Michael Chin: Who Can Blame You for Wishing to Escape?
When your mother’s stomach moves, that contortion and throbbing from within, I know what neither of us have admitted aloud. That you are a deep sea monster.
Childhood visions of what it must have looked like inside my mother: red blood cells floating, and all of those vital organs churning and contracting. But that isn’t right. For inside the body only so much light can peak through, and no light at all to that inner, most protected space where you wait. You do not know sight. I might liken you to some small, benign creature, merely existing in blackness. But you kick. You are not peaceful.

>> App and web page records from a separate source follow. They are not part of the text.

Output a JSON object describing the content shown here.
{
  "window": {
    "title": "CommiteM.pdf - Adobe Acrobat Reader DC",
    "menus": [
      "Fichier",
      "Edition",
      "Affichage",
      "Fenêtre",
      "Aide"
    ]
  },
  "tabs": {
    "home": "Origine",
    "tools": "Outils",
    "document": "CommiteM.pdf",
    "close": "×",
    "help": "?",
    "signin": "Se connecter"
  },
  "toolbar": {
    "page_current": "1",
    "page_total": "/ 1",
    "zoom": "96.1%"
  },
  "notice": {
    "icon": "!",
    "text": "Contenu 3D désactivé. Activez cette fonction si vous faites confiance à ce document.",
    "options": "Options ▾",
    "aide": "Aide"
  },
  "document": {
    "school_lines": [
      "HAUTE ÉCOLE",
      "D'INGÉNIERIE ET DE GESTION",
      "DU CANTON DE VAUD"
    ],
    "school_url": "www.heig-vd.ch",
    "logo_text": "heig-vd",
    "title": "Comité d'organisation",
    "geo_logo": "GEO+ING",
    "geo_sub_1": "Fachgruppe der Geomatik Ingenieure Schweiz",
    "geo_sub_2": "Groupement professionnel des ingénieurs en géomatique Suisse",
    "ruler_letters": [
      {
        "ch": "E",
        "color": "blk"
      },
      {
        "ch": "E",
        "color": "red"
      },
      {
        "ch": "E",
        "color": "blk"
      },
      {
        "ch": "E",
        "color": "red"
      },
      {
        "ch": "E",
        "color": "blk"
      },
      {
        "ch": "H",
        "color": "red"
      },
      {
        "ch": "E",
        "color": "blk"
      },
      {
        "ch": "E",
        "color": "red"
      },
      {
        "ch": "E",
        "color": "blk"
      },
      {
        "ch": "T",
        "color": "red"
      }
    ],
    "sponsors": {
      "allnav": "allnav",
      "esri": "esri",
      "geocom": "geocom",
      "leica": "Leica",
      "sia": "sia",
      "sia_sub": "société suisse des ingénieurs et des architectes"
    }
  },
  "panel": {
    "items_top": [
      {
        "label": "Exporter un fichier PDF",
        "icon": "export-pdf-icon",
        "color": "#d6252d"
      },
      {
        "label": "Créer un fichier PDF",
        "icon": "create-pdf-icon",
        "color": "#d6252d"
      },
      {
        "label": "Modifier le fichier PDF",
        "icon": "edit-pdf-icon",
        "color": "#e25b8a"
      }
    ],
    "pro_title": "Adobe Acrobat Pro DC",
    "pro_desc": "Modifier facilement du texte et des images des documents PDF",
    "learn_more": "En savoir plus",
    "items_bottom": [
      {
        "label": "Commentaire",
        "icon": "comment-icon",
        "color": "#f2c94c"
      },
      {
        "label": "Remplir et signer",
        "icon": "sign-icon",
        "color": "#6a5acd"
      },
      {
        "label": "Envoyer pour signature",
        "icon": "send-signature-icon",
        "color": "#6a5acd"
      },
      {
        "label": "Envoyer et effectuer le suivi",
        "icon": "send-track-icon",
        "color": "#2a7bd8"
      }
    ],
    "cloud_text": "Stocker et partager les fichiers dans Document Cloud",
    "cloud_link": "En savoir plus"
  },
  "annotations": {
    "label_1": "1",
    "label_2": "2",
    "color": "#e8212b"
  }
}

You grow. Unchecked, you might know no bounds. A Giant Spider Crab, with twelve-foot legs. A thirty-foot Giant Squid. Scientists don’t know for sure why these creatures that grow deeper grow larger. Again, I revisit childhood visions. The sureness that in darkness any nightmare might come true.
But who can blame you for wishing to escape, not only this darkness, but the jagged terrain of your mother’s skeletal structure? Like life on the bottom of the ocean, every movement is treacherous, promising you will be scraped or impaled. That sensation the entire smell of the world is encapsulated in those innards, coupled with the prospect that there could, perhaps, be, some softness somewhere beyond these walls.
And there is the matter of food. Of sucking off of your mother’s predigested stores. The doctor says you can taste now. Just starting to differentiate between different forms of predigested pulp and sludge. Greedy for more and more and more and more and more. Taste, perhaps, your best defined sense, not unlike fish with taste buds throughout and outside their mouths. A body devoted to flavor.
And I wonder if you hear us, really. The Tori Amos songs your mother plays through oversized headphones clamped to two points of her distended belly. Our conversations. Our arguments about how we’ll raise you. Our fears, equal parts about what it would mean to lose you and what it would mean for you to outlive us both. Our hopes you might represent the best pieces of us. Our wondering about whether you’ll like the outdoors, and to read, and to sing. About whether you’ll take to swimming.
Our sea monster.
We love you unconditionally.
Michael Chin was born and raised in Utica, New York and is a recent alum of Oregon State's MFA Program. He won Bayou Magazine's Jim Knudsen Editor’s Prize for fiction and has work published or forthcoming in journals including The Normal School, Passages North, and Bellevue Literary Review. He currently works as a contributing editor for Moss. Find him online at miketchin.com or follow him on Twitter @miketchin.